__RECORDED DATA__:
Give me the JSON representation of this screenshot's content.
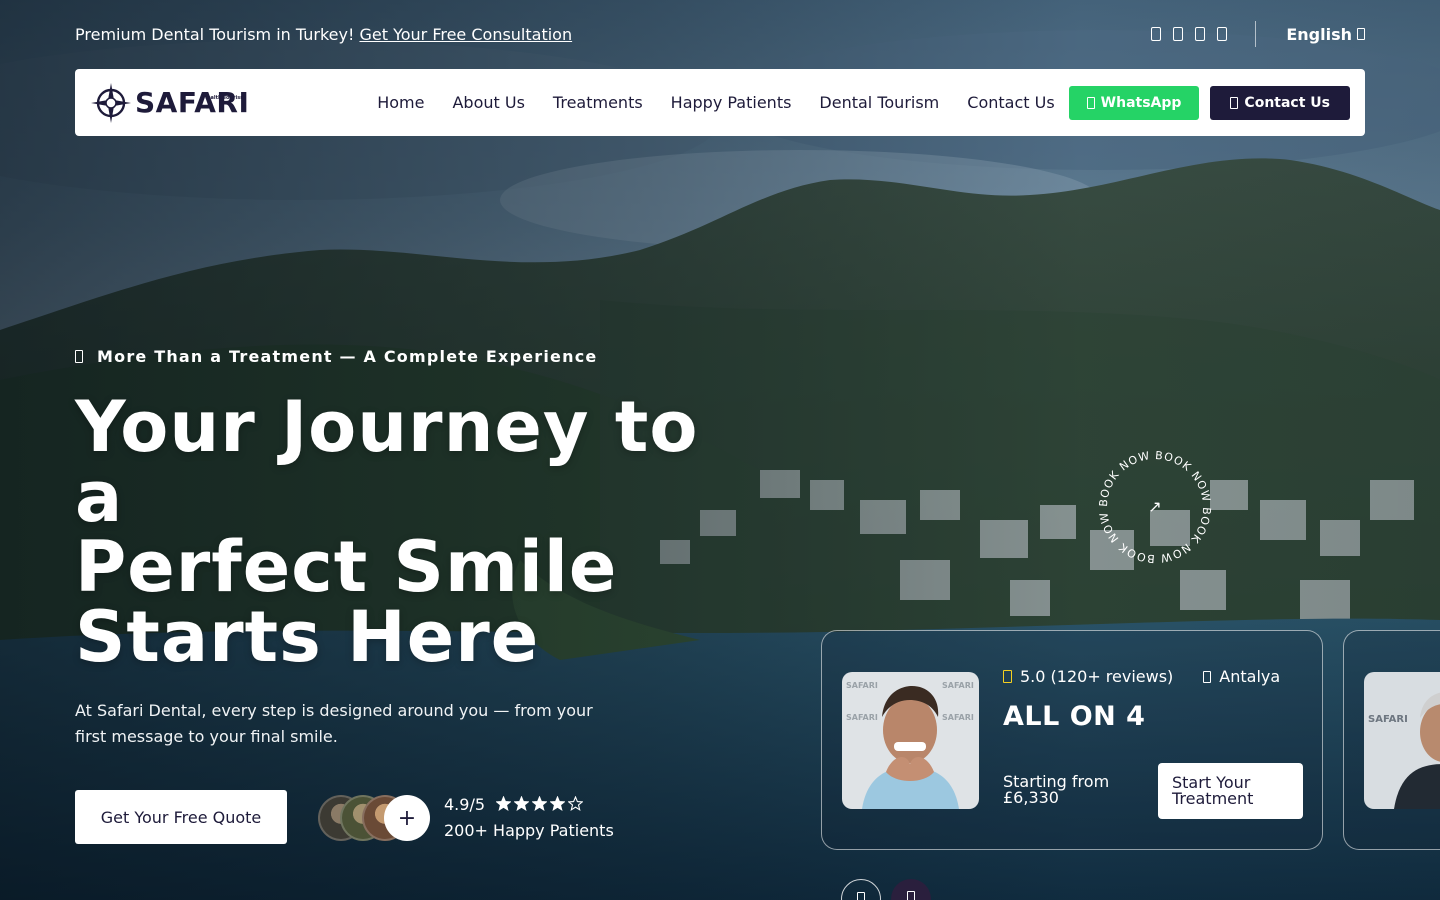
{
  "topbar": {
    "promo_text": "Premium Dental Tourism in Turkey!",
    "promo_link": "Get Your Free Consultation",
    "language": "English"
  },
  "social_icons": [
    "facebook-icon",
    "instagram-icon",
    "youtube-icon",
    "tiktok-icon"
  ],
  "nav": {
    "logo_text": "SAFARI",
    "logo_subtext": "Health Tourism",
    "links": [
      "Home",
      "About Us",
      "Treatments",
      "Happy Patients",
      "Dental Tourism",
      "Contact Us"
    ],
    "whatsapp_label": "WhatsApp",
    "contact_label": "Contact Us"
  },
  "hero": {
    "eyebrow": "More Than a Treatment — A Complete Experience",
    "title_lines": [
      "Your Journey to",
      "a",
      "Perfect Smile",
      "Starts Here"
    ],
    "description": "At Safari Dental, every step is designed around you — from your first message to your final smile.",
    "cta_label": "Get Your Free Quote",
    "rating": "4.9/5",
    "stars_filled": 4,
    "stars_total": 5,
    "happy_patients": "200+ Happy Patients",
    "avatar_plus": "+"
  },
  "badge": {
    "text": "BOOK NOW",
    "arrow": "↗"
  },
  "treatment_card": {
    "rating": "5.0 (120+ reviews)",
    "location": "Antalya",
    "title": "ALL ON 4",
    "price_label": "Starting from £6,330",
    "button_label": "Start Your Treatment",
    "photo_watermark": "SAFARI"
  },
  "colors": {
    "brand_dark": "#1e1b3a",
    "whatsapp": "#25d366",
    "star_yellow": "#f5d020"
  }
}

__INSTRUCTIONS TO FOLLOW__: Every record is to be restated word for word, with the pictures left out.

__SOLVED EXERCISE__:
Give me the JSON representation of this screenshot's content.
{
  "topbar": {
    "promo_text": "Premium Dental Tourism in Turkey!",
    "promo_link": "Get Your Free Consultation",
    "language": "English"
  },
  "social_icons": [
    "facebook-icon",
    "instagram-icon",
    "youtube-icon",
    "tiktok-icon"
  ],
  "nav": {
    "logo_text": "SAFARI",
    "logo_subtext": "Health Tourism",
    "links": [
      "Home",
      "About Us",
      "Treatments",
      "Happy Patients",
      "Dental Tourism",
      "Contact Us"
    ],
    "whatsapp_label": "WhatsApp",
    "contact_label": "Contact Us"
  },
  "hero": {
    "eyebrow": "More Than a Treatment — A Complete Experience",
    "title_lines": [
      "Your Journey to",
      "a",
      "Perfect Smile",
      "Starts Here"
    ],
    "description": "At Safari Dental, every step is designed around you — from your first message to your final smile.",
    "cta_label": "Get Your Free Quote",
    "rating": "4.9/5",
    "stars_filled": 4,
    "stars_total": 5,
    "happy_patients": "200+ Happy Patients",
    "avatar_plus": "+"
  },
  "badge": {
    "text": "BOOK NOW",
    "arrow": "↗"
  },
  "treatment_card": {
    "rating": "5.0 (120+ reviews)",
    "location": "Antalya",
    "title": "ALL ON 4",
    "price_label": "Starting from £6,330",
    "button_label": "Start Your Treatment",
    "photo_watermark": "SAFARI"
  },
  "colors": {
    "brand_dark": "#1e1b3a",
    "whatsapp": "#25d366",
    "star_yellow": "#f5d020"
  }
}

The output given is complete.